Black households have significantly less purchasing power when it comes to buying a home compared with other races, a Zillow study said.
A homebuyer that made the median income for a black household of $39,466 could only afford 55.3% of the homes listed for sale last year. The study used an affordability assumption of no more than 30% of the borrower's income going toward the monthly mortgage payment.
With rising mortgage interest rates and rising home prices due to the inventory shortage, affordability, especially for first-time buyers, is expected to decline further. But consumers are bullish about the current market conditions being good for purchasing a home.
For all Americans, 74.2% of homes listed last year were affordable to a homebuyer making a median household income of $58,978.
The group with the most purchasing power was Asian homebuyers, with a median household income of $82,627, which meant they could afford 85.2% of the homes listed. White homebuyers, with a median household income of $64,647, could afford to purchase the 74.2% of the homes listed.
Hispanic homebuyers had a median household income of $47,990, which was enough to afford 64.9% of all homes listed in 2017.
Zillow released its research on April 11, the 50th anniversary of President Lyndon Johnson signing the Fair Housing Act.

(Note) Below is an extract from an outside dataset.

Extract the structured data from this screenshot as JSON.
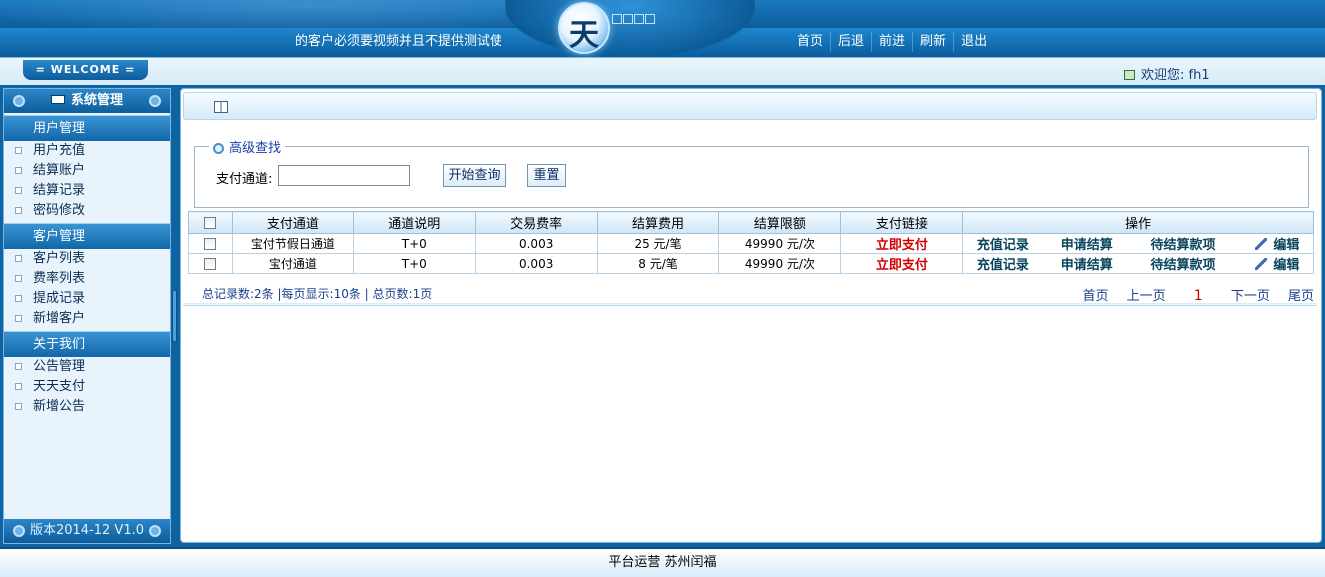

Homeownership is seen as one way for American families to build household wealth. But while white homeowners had just 38.1% of their net worth tied to their primary residence, this was true for 64.7% of Hispanic homeowners and 55.6% of black homeowners, according to Federal Reserve Board data cited by Zillow last September.
The gap in the homeownership rate between whites and blacks, if anything, has widened slightly in the past century. In 1900, 48.1% of whites and 20.5% of blacks owned a home; a 2016 study of the most recent U.S. Census data found that to be 71.3% and 41%, respectively.
"The divide between black and white Americans has proven stubbornly persistent across the long arc of American history, visible in incomes, accumulated wealth and homeownership," said Zillow Senior Economist Aaron Terrazas in a press release.
"Greater wealth eases the path to homeownership, and the relationship becomes self-reinforcing: Homeowners have greater access to financial wealth that, in turn, makes it easier to become and remain homeowners. Distinct racial and ethnic gaps in homeownership exist nationwide, which could have long-lasting implications for future generations."